Russia’s aggressive state television talk shows are a familiar platform for Vyacheslav Kovtun. The broadcasting pundit was for years one of the few Ukrainians regularly invited to air his views in live broadcasts that often became so heated they ended with punches being thrown.
But Kovtun, who is introduced as a political analyst on air, is now worried about the possibility of war, as the shows heighten their bellicose rhetoric amid escalating tensions on the Russia-Ukraine border, in what some observers say is a move by the government to convince the public that any conflict would not be Russia's fault.
“They swing together with the party line,” he said, referring to the talk shows’ traditional pro-Kremlin positioning.
In recent weeks, state media have broadcast a stream of accusations against Ukraine even as 100,000 Russian troops mass along the border, sparking international fears Moscow could be planning to invade its neighbour. The picture painted by the shows is of Kyiv as an aggressor, backed by a belligerent West, with the alliance posing a dangerous threat to Russia and driving it unwillingly towards conflict.
The talk shows are particularly proactive. Participants – many of them on the fringes of Russian politics – were "constantly calling for a strike, to attack, to enter, to defeat, to annex", said Irina Petrovskaya, who hosts a show analysing TV content on the opposition-minded Echo of Moscow radio station, in a recent broadcast. The programmes were beset by "military hysteria", she added.
State news broadcasts tend to be more measured. But this week they alleged Ukrainian forces had transported chemicals to the country’s east for potential use as chemical weapons and listed towns held by Russian-backed separatists in the region where such “provocations” could take place.
In a report published last week, the US state department described this and other claims as “disinformation and propaganda” intended to “influence western countries into believing Ukraine’s behaviour could provoke a global conflict”. The document noted several cases where the US believed Russia was manufacturing pretexts for military action.
Ivan Davydov, a journalist who produces a media column for Russian online outlet Znak, recently wrote that "expectations of war are becoming routine" across state TV. The effect was to normalise the concept of conflict. "War becomes possible when people stop seeing it as something out of the ordinary," he added.
This contrasted with 2014, when Russia annexed Crimea and backed a separatist uprising in east Ukraine, he said. Back then Russia and state media outlets denied or downplayed Moscow’s military and political involvement in east Ukraine. But pundits were now depicting armed conflict “as a possible – though not very desirable – option for solving accumulated problems”, he said.

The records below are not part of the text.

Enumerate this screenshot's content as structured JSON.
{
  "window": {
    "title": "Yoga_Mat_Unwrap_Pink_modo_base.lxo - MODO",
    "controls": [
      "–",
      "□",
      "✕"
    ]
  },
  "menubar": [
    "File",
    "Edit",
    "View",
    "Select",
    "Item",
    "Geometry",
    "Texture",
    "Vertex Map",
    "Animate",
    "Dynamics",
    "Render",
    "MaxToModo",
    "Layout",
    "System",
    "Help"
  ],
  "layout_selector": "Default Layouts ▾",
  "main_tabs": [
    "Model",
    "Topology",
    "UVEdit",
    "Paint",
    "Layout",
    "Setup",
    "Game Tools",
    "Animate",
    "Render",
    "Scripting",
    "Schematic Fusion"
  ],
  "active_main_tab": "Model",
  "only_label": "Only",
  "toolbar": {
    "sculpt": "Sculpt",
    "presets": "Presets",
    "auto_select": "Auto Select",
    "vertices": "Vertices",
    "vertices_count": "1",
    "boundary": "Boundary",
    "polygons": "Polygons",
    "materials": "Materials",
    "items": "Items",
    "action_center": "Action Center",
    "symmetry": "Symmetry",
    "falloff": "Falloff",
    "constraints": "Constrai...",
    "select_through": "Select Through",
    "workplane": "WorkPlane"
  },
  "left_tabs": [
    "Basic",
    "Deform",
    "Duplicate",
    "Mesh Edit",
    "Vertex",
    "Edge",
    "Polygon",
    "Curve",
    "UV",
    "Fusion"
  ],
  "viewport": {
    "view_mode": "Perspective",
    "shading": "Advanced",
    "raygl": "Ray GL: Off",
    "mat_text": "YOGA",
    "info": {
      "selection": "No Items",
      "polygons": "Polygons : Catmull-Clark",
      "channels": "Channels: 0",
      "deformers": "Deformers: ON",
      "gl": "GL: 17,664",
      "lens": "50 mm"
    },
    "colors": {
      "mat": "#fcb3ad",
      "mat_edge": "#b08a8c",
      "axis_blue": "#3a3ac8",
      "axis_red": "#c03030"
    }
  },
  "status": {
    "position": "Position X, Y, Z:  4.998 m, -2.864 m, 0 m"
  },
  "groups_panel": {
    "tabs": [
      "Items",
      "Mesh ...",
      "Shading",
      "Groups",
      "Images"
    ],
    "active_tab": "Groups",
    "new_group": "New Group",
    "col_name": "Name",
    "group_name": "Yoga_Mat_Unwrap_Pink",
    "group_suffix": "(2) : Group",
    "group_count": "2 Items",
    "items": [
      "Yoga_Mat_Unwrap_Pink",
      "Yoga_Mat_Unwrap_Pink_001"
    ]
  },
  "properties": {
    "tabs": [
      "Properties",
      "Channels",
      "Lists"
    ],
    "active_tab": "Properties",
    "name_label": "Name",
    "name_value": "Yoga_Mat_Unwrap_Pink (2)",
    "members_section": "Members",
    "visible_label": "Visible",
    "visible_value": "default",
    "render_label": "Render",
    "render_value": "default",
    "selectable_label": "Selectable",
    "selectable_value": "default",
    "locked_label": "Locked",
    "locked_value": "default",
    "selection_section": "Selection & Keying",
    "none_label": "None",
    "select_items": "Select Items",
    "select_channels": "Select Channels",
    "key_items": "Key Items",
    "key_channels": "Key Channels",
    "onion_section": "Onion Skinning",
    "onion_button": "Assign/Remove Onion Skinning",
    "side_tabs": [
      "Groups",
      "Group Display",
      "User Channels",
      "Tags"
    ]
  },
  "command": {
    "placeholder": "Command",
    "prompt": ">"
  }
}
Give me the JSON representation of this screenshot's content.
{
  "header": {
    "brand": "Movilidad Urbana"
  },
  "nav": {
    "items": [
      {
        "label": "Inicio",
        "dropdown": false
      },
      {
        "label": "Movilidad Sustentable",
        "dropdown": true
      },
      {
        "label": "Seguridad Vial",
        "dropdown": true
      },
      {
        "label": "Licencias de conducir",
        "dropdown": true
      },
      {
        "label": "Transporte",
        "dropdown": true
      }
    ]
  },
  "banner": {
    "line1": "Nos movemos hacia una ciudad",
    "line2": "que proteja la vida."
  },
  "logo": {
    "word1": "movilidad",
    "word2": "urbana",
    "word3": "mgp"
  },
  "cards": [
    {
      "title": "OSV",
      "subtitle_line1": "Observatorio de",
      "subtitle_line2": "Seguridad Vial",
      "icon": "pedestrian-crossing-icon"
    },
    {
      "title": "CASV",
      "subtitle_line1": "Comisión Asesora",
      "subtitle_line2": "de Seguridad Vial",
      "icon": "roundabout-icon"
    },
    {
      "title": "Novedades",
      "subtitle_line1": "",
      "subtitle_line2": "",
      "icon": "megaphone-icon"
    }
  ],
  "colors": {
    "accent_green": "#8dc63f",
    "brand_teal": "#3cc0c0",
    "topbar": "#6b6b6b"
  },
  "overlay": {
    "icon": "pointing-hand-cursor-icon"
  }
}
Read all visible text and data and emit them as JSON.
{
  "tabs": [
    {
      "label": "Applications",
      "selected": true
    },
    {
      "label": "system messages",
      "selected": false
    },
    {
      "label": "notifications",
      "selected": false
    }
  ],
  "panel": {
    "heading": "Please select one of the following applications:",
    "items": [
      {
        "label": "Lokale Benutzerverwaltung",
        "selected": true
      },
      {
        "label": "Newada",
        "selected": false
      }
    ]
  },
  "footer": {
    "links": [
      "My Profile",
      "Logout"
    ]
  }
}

Across state media, Russia was presented as “the most peace-loving country on the planet”, he added. According to media outlets, western leaders “don’t want to listen, they throw around accusations, they provoke, they threaten”, with Moscow forced to respond.
Denis Volkov, of the independent Russian polling centre Levada, said the state media messaging seemed to have succeeded in influencing the public.
In a December poll by the organisation, only 4 per cent of Russians said they believed their country was to blame for escalating tensions. Some 50 per cent blamed the US and Nato, while 16 per cent blamed Ukraine.
“Society is ready for war, in that it has absorbed the Kremlin and Russian state media’s depiction of the situation, that ‘it’s not us, it’s them’,” he said.
But despite the state media barrage, most Russians prefer not to think about conflict, say observers. Focus groups suggested people were tired of existing in a constant state of confrontation with the West and Ukraine, with the attitude being “it’s frightening, unpleasant, and I don’t want to get involved”, Volkov said.
“When you are living in Ukraine you feel the war, but in Russia, [people] do not talk about the war,” said Arshak Makhichyan, a 27-year-old Russian climate activist who was recently detained in Moscow after staging a lone protest against the potential conflict.
A Levada poll in December found that 53 per cent of respondents said an armed conflict would not happen or was unlikely.
"The public consciousness is somehow filtering it out, it doesn't want to know about it," said sociologist Sergei Belanovsky, founder of the Belanovsky Group research group. People, especially outside central Moscow, were more focused on domestic problems than foreign policy, with online discussions dominated by price rises, local news or anti-vaccine content, he said.
Some 32 per cent of respondents to a poll by Levada in January said their quality of life had deteriorated in the previous year, while just 11 per cent said it had improved.
In addition, as elsewhere, the influence of TV is declining as the role of the internet grows, analysts say.
The degree to which the talk shows can be considered a bellwether of the Kremlin mindset is also unclear. “Nobody knows, not you, not me, what Putin thinks,” Kovtun said. “And [the broadcasters] are trying to guess it too.” – Copyright The Financial Times Limited 2022